It will be premiered at Gaudeamus Muziekweek 2019 as part of Catchpenny’s residency as Gaudeamus Award Ensemble 2019 among new works by 3 nominees for the Gaudeamus Award 2019, Nicholas David Morrish, Scott Rubin and Stefan Maier. A try-out concert will take place at Korzo Theater – Den Haag on the 17th April 2019.


Light Trace is a dialogue between the Catchpenny composers, Yael Levy, Nikos Kokolakis, Sascha Thiele, guest composers Þráinn Hjálmarsson, Bergrún Snæbjörnsdóttir and the artist Tivon Rice. They created this work in collaboration with the performers of the Catchpenny Ensemble.

Throughout the piece the musicians follow – and influence – the visual score which is presented to the audience through a setup of lights and video. It communicates musical information in a non-traditional way – with light gestures, movements on screen, etc – allowing different types of audiences to perceive and appreciate diverse nuances in the music making of the performance.

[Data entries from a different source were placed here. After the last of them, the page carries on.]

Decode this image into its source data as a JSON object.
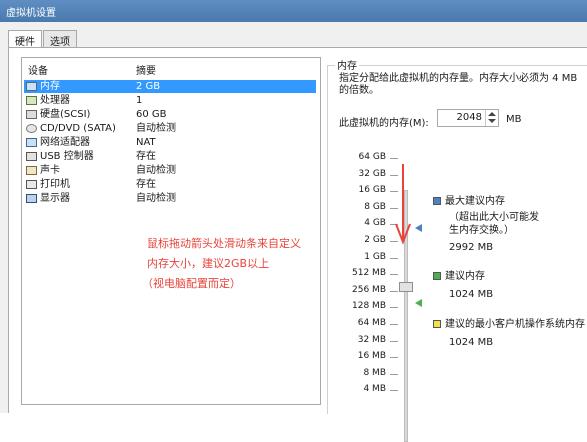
{
  "window": {
    "title": "虚拟机设置"
  },
  "tabs": [
    {
      "label": "硬件"
    },
    {
      "label": "选项"
    }
  ],
  "devices": {
    "headers": {
      "device": "设备",
      "summary": "摘要"
    },
    "rows": [
      {
        "name": "内存",
        "summary": "2 GB",
        "icon": "memory-icon"
      },
      {
        "name": "处理器",
        "summary": "1",
        "icon": "processor-icon"
      },
      {
        "name": "硬盘(SCSI)",
        "summary": "60 GB",
        "icon": "harddisk-icon"
      },
      {
        "name": "CD/DVD (SATA)",
        "summary": "自动检测",
        "icon": "cd-dvd-icon"
      },
      {
        "name": "网络适配器",
        "summary": "NAT",
        "icon": "network-adapter-icon"
      },
      {
        "name": "USB 控制器",
        "summary": "存在",
        "icon": "usb-controller-icon"
      },
      {
        "name": "声卡",
        "summary": "自动检测",
        "icon": "sound-card-icon"
      },
      {
        "name": "打印机",
        "summary": "存在",
        "icon": "printer-icon"
      },
      {
        "name": "显示器",
        "summary": "自动检测",
        "icon": "display-icon"
      }
    ]
  },
  "annotation": {
    "line1": "鼠标拖动箭头处滑动条来自定义",
    "line2": "内存大小，建议2GB以上",
    "line3": "（视电脑配置而定）"
  },
  "memory": {
    "group_title": "内存",
    "description": "指定分配给此虚拟机的内存量。内存大小必须为 4 MB 的倍数。",
    "field_label": "此虚拟机的内存(M):",
    "value": "2048",
    "unit": "MB",
    "scale": [
      "64 GB",
      "32 GB",
      "16 GB",
      "8 GB",
      "4 GB",
      "2 GB",
      "1 GB",
      "512 MB",
      "256 MB",
      "128 MB",
      "64 MB",
      "32 MB",
      "16 MB",
      "8 MB",
      "4 MB"
    ],
    "legend": {
      "max_recommended": {
        "label": "最大建议内存",
        "note": "（超出此大小可能发生内存交换。）",
        "value": "2992 MB",
        "color": "#4f81bd"
      },
      "recommended": {
        "label": "建议内存",
        "value": "1024 MB",
        "color": "#4caf50"
      },
      "min_recommended": {
        "label": "建议的最小客户机操作系统内存",
        "value": "1024 MB",
        "color": "#f2e24a"
      }
    }
  }
}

Even though the musicians are precisely following guidelines and instructions, they can affect the direction of every performance through a live-controlled visual score. The nature of the composition allows the performers to choose and follow a new route each time from among a landscape of pre-composed musical paths, making it an exciting experience for both performers and audience.

 Beyond just providing musical information to the performers, the visual score of Light Trace  is an integral part of the stage design, inviting the audience to be immersed in it. The setup consists of one video projection, 6 light panels, stations corresponding to the lights/video and live electronics controlled by 2 performers, and 8 instrumentalists placed on different parts of the stage in groups.


Based in The Hague, the Catchpenny Ensemble is a platform for exchanging and practicing creative musical and artistic ideas.

The diverse backgrounds and the various inputs of its members lead to a fruitful and continuous musical dialogue. The combination of acoustic and electronic instruments, together with video art, cinema and audio-visual elements is Catchpenny Ensemble’s defining characteristic.

 The repertoire of the Ensemble consists of new multimedia works by its own composers Yael Levy, Sascha Thiele and Nikos Kokolakis, alongside works by commissioned composers and artists. Its unique instrumentation – flute, oboe, clarinet, trombone, piano, percussion, el. guitar, cello and live electronics – together with its live or fixed visual setups, makes space for new repertoire tailored for Catchpenny Ensemble.

Catchpenny Ensemble has performed in various venues and festivals in the Netherlands, such as Holland Festival (Rijksmuseum, Amsterdam – 2016), Peter  Ablinger’s Residency (Koninklijk Conservatorium, Nutshuis – 2016), Dag in de Branding Festival in The Hague (Het Nutshuis and Korzo Theater – 2016), Hoogtij #51 (Het Nutshuis – 2017), and Sounds of Silence Festival (DNR – 2018).


  • concept/composition:
    Yael Levy
    Nikos Kokolakis
    Sascha Thiele
    Bergrún Snæbjörnsdóttir
    Þráinn Hjálmarsson
  • lights/video instrument: Tivon Rice
  • flute: Irene Ruiperez Canales
  • oboe: Chris Tsogias Razakov
  • clarinets: Vincent Martig
  • trombone: Ledion – Leonidas Zhupali
  • el. guitar: Nick Vailer
  • percussion: Natalia Alvarez – Arenas
  • piano: Ivan Pavlov
  • cello: Laura Roura Foixa

Booking and contact